**What the task requires**: How many of the lines below include the word "name"? Only the number should be given.

*** Opening of Available data ***

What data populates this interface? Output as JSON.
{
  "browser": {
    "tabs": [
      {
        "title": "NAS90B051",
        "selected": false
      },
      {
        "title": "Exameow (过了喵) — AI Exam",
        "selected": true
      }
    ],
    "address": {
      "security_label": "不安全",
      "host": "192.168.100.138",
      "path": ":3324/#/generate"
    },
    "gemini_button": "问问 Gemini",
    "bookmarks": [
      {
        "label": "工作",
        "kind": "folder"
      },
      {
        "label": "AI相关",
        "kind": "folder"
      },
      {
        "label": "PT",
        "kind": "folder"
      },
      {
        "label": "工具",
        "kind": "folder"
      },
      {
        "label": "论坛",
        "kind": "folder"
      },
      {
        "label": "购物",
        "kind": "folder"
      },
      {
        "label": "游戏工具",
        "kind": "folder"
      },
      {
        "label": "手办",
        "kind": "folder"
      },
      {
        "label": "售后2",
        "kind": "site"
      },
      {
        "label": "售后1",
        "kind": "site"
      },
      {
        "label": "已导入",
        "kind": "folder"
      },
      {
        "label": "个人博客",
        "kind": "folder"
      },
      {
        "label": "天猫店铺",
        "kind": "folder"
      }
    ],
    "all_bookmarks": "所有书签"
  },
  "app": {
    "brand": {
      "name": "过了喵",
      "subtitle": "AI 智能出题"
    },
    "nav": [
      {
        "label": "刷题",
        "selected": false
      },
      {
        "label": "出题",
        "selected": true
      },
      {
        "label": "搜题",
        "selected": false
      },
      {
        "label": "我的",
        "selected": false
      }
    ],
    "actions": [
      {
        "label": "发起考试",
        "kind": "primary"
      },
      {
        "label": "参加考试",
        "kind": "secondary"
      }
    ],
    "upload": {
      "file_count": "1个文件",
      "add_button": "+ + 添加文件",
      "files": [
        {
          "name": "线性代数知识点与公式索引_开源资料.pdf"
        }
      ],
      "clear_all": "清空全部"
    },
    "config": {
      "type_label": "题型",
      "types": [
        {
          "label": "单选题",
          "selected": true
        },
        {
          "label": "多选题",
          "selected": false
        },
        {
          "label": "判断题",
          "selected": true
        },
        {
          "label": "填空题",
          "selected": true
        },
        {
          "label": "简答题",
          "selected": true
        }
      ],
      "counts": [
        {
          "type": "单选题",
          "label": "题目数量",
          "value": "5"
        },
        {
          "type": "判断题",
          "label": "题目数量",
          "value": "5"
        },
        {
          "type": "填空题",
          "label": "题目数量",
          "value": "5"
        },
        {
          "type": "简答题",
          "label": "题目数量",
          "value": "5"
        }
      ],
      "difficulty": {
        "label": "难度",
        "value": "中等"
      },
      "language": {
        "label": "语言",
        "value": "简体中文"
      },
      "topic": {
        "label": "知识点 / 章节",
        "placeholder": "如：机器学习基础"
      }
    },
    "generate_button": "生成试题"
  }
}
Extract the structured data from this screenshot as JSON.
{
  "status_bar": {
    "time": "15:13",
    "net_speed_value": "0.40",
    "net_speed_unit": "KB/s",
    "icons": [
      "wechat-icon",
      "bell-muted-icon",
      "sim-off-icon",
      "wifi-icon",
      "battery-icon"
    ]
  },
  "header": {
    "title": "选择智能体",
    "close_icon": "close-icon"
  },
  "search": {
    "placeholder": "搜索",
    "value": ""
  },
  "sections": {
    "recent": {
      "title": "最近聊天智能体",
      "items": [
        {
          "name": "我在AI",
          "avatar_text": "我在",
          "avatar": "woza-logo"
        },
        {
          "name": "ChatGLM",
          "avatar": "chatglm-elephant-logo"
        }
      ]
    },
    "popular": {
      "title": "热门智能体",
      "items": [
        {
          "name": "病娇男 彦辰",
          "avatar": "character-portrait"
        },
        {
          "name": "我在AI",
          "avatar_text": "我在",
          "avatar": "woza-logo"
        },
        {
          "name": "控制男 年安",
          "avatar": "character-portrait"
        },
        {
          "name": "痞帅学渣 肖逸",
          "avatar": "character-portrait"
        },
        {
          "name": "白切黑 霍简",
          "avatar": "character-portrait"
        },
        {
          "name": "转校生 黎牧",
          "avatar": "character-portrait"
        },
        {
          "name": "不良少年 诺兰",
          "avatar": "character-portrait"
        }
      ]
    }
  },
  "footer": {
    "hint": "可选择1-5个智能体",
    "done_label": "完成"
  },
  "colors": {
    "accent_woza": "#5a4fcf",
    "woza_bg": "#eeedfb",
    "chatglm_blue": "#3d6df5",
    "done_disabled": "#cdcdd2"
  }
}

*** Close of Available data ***

**Output for this exercise**: 11